  • First return flight across Bass Strait
  • First loss of life by the Australian Air Corp (which became the Royal Australian Air Force the following year)
Pilot Fred Huxley (rear) and passengers in the F.E.2b
Pilot Fred Huxley (rear) and passengers in the F.E.2b


First Plane to Land on King Island

Two early aviators made the trip from Melbourne to King Island, using the same F.E.2b (Farman Experimental 2) pusher biplane within two months of each other!

The first was Ray Parer on 23 November 1920 and then Fred Huxley on 04 January 1921.

The plane was a F.E.2b (Farman Experimental 2) pusher biplane. The engine and a four bladed propeller were behind the pilot, with seats for two passengers in front.

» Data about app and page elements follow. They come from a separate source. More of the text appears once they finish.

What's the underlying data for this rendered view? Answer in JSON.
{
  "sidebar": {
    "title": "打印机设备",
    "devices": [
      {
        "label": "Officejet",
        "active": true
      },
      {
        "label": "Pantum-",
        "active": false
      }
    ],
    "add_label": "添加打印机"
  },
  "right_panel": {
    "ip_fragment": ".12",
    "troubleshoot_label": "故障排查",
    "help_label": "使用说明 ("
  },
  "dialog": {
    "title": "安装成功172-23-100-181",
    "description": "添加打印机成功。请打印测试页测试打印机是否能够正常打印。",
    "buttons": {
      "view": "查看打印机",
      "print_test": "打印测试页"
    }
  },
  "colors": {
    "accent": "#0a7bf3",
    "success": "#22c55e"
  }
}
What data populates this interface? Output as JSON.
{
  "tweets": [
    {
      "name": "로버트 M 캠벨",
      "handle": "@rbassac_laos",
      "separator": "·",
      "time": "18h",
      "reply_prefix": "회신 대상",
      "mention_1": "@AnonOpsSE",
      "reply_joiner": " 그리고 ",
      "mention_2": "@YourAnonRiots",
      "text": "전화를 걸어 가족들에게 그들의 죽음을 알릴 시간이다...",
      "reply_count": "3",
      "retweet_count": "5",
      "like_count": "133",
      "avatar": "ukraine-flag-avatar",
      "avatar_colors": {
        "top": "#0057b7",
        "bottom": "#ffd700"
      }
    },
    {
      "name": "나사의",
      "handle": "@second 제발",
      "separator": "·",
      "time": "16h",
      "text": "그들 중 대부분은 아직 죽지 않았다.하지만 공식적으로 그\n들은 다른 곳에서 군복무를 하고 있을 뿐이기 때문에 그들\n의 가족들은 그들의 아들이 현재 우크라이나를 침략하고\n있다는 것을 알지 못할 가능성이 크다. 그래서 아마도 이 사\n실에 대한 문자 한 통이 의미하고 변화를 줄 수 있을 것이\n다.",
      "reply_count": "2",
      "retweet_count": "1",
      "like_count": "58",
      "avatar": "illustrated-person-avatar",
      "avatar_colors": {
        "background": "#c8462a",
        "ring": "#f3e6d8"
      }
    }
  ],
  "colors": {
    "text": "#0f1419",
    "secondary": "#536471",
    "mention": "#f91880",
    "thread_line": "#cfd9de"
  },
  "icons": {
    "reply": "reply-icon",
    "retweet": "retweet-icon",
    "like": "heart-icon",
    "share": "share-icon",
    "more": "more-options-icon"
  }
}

Both Parer and Huxley were pilots in the First World War.

Ray Parer from Melbourne served in the Royal Air Force. After the war, he and John McIntosh flew from the UK to Australia in a DH.9 biplane. On their epic 8-month flight, they suffered multiple mishaps and crashes.

After finishing the flight in Melbourne in August 1920, he decides to visit is uncle on King Island for a holiday. In the F.E.2b with two friends as passengers, he completed the first flight to King Island. They flew home to Melbourne a week later.

Fred Huxley was born and grew up on from King Island. He served in No 2 Squadron of the Australian Flying Corps. He was the first AFC pilot to shoot down an enemy aircraft.

With Huxley on his flight to King Island were his wife Lily (who was 5 months pregnant) and their 17-month-old baby daughter Freida.

Huxley then flew the plane to the Tasmanian mainland and went ‘barnstorming.’ He offered short joy flights throughout Tasmania. It would be the first time most Tasmanians had seen a plane or had the opportunity to fly in one. Six months later, after two crashes, he flies the plane back to Victoria.